## The problem
In your copy, leave out the pictures and repeat every record exactly.

(Dataset records)
BEGIN
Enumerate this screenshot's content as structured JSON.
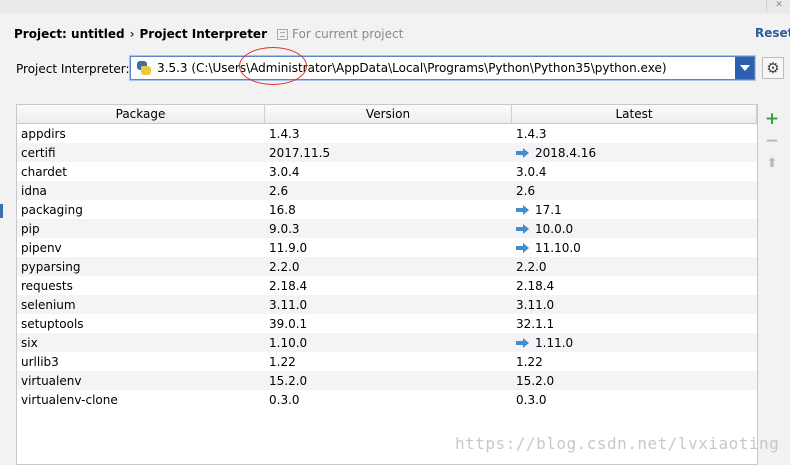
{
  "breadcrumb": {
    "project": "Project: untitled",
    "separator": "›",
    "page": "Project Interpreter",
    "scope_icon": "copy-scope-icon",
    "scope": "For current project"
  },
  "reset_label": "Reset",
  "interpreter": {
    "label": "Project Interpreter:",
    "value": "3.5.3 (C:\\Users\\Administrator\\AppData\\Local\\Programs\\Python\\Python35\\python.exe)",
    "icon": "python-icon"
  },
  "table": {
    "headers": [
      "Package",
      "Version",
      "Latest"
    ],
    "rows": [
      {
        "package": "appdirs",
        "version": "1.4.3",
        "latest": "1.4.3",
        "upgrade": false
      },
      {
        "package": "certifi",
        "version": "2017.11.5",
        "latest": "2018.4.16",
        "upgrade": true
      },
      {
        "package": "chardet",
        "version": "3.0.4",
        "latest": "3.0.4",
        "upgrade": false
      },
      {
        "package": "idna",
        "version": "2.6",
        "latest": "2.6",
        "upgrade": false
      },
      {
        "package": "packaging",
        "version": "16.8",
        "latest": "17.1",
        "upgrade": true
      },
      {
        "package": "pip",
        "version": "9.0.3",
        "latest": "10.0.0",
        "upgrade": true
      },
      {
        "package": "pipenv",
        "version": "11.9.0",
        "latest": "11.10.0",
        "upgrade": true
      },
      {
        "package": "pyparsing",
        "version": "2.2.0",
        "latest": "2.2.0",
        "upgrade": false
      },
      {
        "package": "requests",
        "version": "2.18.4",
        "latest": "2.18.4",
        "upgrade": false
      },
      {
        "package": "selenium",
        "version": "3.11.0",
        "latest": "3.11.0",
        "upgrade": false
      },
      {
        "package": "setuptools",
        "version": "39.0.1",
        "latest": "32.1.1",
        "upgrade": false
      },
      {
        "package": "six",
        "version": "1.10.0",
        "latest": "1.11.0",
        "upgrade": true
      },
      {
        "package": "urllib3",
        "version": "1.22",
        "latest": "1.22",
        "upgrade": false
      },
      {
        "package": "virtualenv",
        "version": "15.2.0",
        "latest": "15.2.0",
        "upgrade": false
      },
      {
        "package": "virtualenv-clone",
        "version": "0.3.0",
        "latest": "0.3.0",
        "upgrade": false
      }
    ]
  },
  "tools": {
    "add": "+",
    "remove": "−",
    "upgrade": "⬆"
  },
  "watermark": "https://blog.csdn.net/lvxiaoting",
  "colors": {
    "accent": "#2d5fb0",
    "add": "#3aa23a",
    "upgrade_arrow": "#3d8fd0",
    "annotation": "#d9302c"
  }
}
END
## Answer section
Enumerate this screenshot's content as structured JSON.
{
  "breadcrumb": {
    "project": "Project: untitled",
    "separator": "›",
    "page": "Project Interpreter",
    "scope_icon": "copy-scope-icon",
    "scope": "For current project"
  },
  "reset_label": "Reset",
  "interpreter": {
    "label": "Project Interpreter:",
    "value": "3.5.3 (C:\\Users\\Administrator\\AppData\\Local\\Programs\\Python\\Python35\\python.exe)",
    "icon": "python-icon"
  },
  "table": {
    "headers": [
      "Package",
      "Version",
      "Latest"
    ],
    "rows": [
      {
        "package": "appdirs",
        "version": "1.4.3",
        "latest": "1.4.3",
        "upgrade": false
      },
      {
        "package": "certifi",
        "version": "2017.11.5",
        "latest": "2018.4.16",
        "upgrade": true
      },
      {
        "package": "chardet",
        "version": "3.0.4",
        "latest": "3.0.4",
        "upgrade": false
      },
      {
        "package": "idna",
        "version": "2.6",
        "latest": "2.6",
        "upgrade": false
      },
      {
        "package": "packaging",
        "version": "16.8",
        "latest": "17.1",
        "upgrade": true
      },
      {
        "package": "pip",
        "version": "9.0.3",
        "latest": "10.0.0",
        "upgrade": true
      },
      {
        "package": "pipenv",
        "version": "11.9.0",
        "latest": "11.10.0",
        "upgrade": true
      },
      {
        "package": "pyparsing",
        "version": "2.2.0",
        "latest": "2.2.0",
        "upgrade": false
      },
      {
        "package": "requests",
        "version": "2.18.4",
        "latest": "2.18.4",
        "upgrade": false
      },
      {
        "package": "selenium",
        "version": "3.11.0",
        "latest": "3.11.0",
        "upgrade": false
      },
      {
        "package": "setuptools",
        "version": "39.0.1",
        "latest": "32.1.1",
        "upgrade": false
      },
      {
        "package": "six",
        "version": "1.10.0",
        "latest": "1.11.0",
        "upgrade": true
      },
      {
        "package": "urllib3",
        "version": "1.22",
        "latest": "1.22",
        "upgrade": false
      },
      {
        "package": "virtualenv",
        "version": "15.2.0",
        "latest": "15.2.0",
        "upgrade": false
      },
      {
        "package": "virtualenv-clone",
        "version": "0.3.0",
        "latest": "0.3.0",
        "upgrade": false
      }
    ]
  },
  "tools": {
    "add": "+",
    "remove": "−",
    "upgrade": "⬆"
  },
  "watermark": "https://blog.csdn.net/lvxiaoting",
  "colors": {
    "accent": "#2d5fb0",
    "add": "#3aa23a",
    "upgrade_arrow": "#3d8fd0",
    "annotation": "#d9302c"
  }
}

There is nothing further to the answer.